→ Requirement:
Copy each line from the data that has the word "name" in it.

→ Data for this exercise:
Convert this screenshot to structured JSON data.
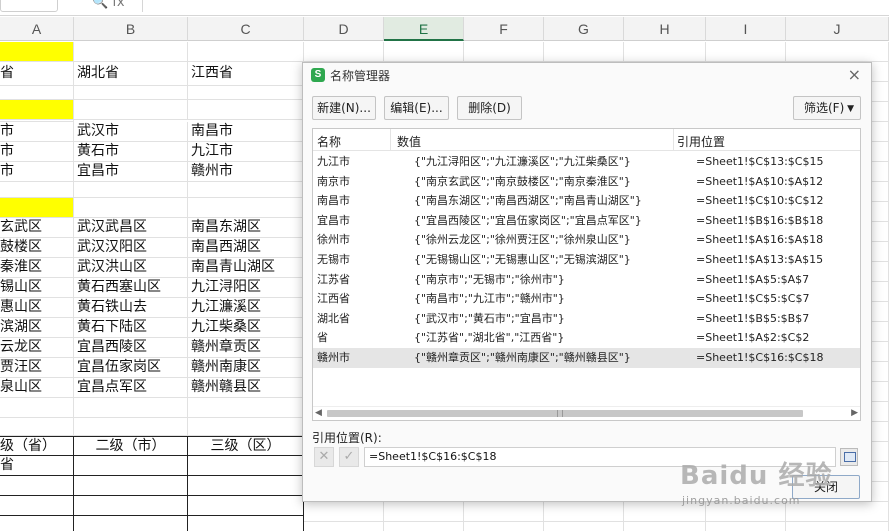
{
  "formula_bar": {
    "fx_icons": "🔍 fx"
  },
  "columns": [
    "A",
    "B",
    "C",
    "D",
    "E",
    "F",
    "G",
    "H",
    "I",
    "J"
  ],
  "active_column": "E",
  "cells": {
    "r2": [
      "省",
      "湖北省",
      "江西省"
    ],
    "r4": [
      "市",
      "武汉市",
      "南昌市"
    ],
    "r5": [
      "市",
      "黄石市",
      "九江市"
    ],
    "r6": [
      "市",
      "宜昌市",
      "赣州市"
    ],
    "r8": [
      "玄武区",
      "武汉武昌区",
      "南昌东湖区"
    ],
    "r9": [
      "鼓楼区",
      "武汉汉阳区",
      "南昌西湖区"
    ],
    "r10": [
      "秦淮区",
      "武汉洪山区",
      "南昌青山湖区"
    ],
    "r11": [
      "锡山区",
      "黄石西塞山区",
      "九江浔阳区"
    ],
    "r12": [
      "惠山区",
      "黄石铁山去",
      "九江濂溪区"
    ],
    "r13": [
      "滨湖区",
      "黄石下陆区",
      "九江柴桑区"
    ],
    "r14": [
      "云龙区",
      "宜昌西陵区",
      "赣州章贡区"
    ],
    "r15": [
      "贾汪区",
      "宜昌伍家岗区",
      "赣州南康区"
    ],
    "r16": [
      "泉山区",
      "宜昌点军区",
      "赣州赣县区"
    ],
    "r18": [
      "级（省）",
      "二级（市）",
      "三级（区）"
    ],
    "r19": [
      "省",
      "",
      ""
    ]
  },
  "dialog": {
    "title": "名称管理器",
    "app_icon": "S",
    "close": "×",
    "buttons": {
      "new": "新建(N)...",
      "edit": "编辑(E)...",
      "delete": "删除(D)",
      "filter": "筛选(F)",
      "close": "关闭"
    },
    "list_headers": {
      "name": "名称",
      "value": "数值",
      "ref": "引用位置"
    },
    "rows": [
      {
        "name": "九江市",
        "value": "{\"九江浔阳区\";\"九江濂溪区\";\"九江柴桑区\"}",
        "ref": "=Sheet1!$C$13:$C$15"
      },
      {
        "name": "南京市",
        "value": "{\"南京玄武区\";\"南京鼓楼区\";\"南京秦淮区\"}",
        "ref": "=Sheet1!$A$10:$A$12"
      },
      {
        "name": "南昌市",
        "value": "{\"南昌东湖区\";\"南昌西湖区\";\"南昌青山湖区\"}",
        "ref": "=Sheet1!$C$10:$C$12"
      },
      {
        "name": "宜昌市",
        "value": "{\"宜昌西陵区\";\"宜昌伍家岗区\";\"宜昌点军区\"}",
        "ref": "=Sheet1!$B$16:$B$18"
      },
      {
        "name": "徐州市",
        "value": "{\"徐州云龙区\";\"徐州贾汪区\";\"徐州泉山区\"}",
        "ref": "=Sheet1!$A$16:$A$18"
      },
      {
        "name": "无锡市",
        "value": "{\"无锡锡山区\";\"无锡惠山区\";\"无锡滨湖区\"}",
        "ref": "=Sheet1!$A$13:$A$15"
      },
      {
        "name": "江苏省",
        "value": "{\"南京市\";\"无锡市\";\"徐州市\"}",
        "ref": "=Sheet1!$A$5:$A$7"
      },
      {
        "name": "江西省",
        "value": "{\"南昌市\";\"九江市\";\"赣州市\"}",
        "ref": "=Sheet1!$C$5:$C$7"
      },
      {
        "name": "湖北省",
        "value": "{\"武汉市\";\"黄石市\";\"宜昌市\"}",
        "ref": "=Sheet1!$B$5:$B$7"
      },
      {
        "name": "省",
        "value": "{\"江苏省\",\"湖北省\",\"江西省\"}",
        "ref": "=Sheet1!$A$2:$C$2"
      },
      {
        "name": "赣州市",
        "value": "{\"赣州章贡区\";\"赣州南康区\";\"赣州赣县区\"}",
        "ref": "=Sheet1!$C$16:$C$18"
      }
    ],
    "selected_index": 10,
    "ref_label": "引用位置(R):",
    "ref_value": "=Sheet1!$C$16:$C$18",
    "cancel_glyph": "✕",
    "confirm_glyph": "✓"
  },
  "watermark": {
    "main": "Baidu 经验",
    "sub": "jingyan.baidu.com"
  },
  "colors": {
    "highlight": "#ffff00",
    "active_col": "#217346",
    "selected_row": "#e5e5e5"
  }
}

→ Solution to the exercise:
      "name": "名称",
        "name": "九江市",
        "name": "南京市",
        "name": "南昌市",
        "name": "宜昌市",
        "name": "徐州市",
        "name": "无锡市",
        "name": "江苏省",
        "name": "江西省",
        "name": "湖北省",
        "name": "省",
        "name": "赣州市",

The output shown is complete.